Visitors to Samaria are few since the Israel’s Nature and Parks Authority closed down daily operations. It is truly sad that most Israelis and foreign tourists can’t (or won’t) visit the ancient capital of the northern kingdom, home to Jehu and Jeroboam, Ahab and Jezebel. The history is of great significance and the views are terrific.
From The Times of Israel, by Ilan Ben Zion:
The manager of the Palestinian Authority’s Interpretation Center at the Sebastia archaeological site handed over a brochure; his colleague, roused from slumber, hastily pulled his pants on. Pointing to a small screening room where visitors would see a movie about the site, he contradicted himself with absolute confidence: “There’s a film — but there’s no film.”
The PA built the facility two years ago to inform visitors about the ancient city of Sebastia after Israel’s Nature and Parks Authority closed down its day-to-day operations at the site. But besides a pamphlet and some hard candies, the Interpretation Center has little to offer. The brand-new plush chairs in the 40-seat theater meant to show were still in their plastic covers. (The PA didn’t respond to inquiries about the cost of the center; the United Nations Millennium Development Fund, a co-funder, donated $132,000.)
“You can learn the history of the whole region (by) staying here because all the powers that crossed the region since the time of the Egyptians were passing through,” Carla Benelli, an art historian working in Sebastia, told AP a few years ago. Sebastia’s tel features remains from 10 different periods, from the Iron Age to modern times. “From this point of view, it’s really very important,”
The entire saga of preserving and showcasing ancient Sebastia unfolds like a comedy of errors which could only occur in the Wild West Bank. Israel controls the park containing the ancient finds, which is in Area C, but does nothing with it. The Palestinians say they want to control it, but lack the resources to develop it. And while both sides lay claim to the site as their exclusive cultural heritage, it lies neglected, underdeveloped, unexcavated.
The full story is here. We have more photos and descriptions here.
Photo from Samaria and the Center
2 thoughts on “The Neglect of Samaria”
My wife and I tried to gain access to the site from the Israeli side in March. After driving from Jerusalem and turning left on the Israeli road at Nabulus, we came to an Israeli security gate. We told the guard that we wanted to visit the park thinking it was still open as an Israeli national park. He told us "it was very dangerous and we would need a military escort." So, what the heck, I asked him for an escort. He radioed someone and then told us the answer was "no". At that point, we gave up. Very disappointing. Since that time I have read accounts of several people who went to Samaria. Not exactly clear on how they did it. Since I had an Israeli rental car I could not take it into any West Bank areas. So Samaria/Sebaste is on our list for our next trip.
If you trust your Arab hosts you can visit coming from Arab held areas
I have a female acquaintance who goes regularly
For an Israeli it is illegal, as often they have been murdered

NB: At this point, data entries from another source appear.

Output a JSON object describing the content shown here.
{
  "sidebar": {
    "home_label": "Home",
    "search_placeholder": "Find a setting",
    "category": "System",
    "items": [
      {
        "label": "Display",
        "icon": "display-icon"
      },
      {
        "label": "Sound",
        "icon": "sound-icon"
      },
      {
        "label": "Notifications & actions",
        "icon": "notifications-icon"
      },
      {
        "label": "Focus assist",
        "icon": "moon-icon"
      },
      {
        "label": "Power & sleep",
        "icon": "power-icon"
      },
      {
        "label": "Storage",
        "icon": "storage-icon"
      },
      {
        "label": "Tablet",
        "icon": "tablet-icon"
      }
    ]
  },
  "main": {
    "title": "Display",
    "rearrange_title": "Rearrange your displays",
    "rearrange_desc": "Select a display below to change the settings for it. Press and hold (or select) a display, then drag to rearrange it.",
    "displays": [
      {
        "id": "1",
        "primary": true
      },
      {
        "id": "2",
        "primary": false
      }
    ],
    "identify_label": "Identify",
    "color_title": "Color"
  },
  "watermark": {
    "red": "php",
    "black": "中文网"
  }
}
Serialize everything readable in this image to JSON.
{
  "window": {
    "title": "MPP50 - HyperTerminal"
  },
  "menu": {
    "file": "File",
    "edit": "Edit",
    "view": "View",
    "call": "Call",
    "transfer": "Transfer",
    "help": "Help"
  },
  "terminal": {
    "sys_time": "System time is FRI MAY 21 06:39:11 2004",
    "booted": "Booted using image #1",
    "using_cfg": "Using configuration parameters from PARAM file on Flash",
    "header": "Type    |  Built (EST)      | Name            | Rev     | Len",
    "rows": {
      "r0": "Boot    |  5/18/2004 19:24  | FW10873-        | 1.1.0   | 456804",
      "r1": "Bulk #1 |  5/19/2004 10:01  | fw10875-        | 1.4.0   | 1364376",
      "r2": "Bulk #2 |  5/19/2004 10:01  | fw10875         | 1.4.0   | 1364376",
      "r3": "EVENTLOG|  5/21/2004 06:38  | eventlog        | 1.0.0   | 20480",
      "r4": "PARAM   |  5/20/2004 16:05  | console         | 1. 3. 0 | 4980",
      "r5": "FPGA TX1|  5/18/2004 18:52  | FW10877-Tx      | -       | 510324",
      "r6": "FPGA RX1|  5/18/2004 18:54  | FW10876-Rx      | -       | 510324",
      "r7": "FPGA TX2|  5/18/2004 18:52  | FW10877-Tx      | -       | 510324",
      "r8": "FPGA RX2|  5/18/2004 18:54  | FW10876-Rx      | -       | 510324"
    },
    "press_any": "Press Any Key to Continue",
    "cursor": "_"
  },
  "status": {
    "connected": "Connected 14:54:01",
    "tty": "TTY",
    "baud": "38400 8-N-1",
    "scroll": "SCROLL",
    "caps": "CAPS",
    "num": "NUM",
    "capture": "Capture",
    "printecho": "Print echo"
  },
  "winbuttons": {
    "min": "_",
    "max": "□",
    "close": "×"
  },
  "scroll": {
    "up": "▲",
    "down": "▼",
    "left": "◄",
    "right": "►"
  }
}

On the major Jewish holidays there are now regular visits from 9am-2pm, with activities, and the army is out in full force.
I went twice last Passover. Once with my wife and grandchildren, who rode a camel for the first time. I regularly buy wares form a couple that make pottery, including with Palestinian nationalistic symbols, like the whole country as Palestine. I do not buy coins and antiquities from the man who walks around innocently with a donkey, and stops each Jewish group to offer them.
The second time, guiding a family, as the station wagon ful of adults and children turned the corner down the hill from the parking lot, a 20 year old Arab came into the street above us and threw stones full force at us, damaging the vehicle, but thank God not hurting anyone.
You cannot expect the Israeli government to be present under such conditions.
Ariel University has plans or perhaps has begun to renew the excavations.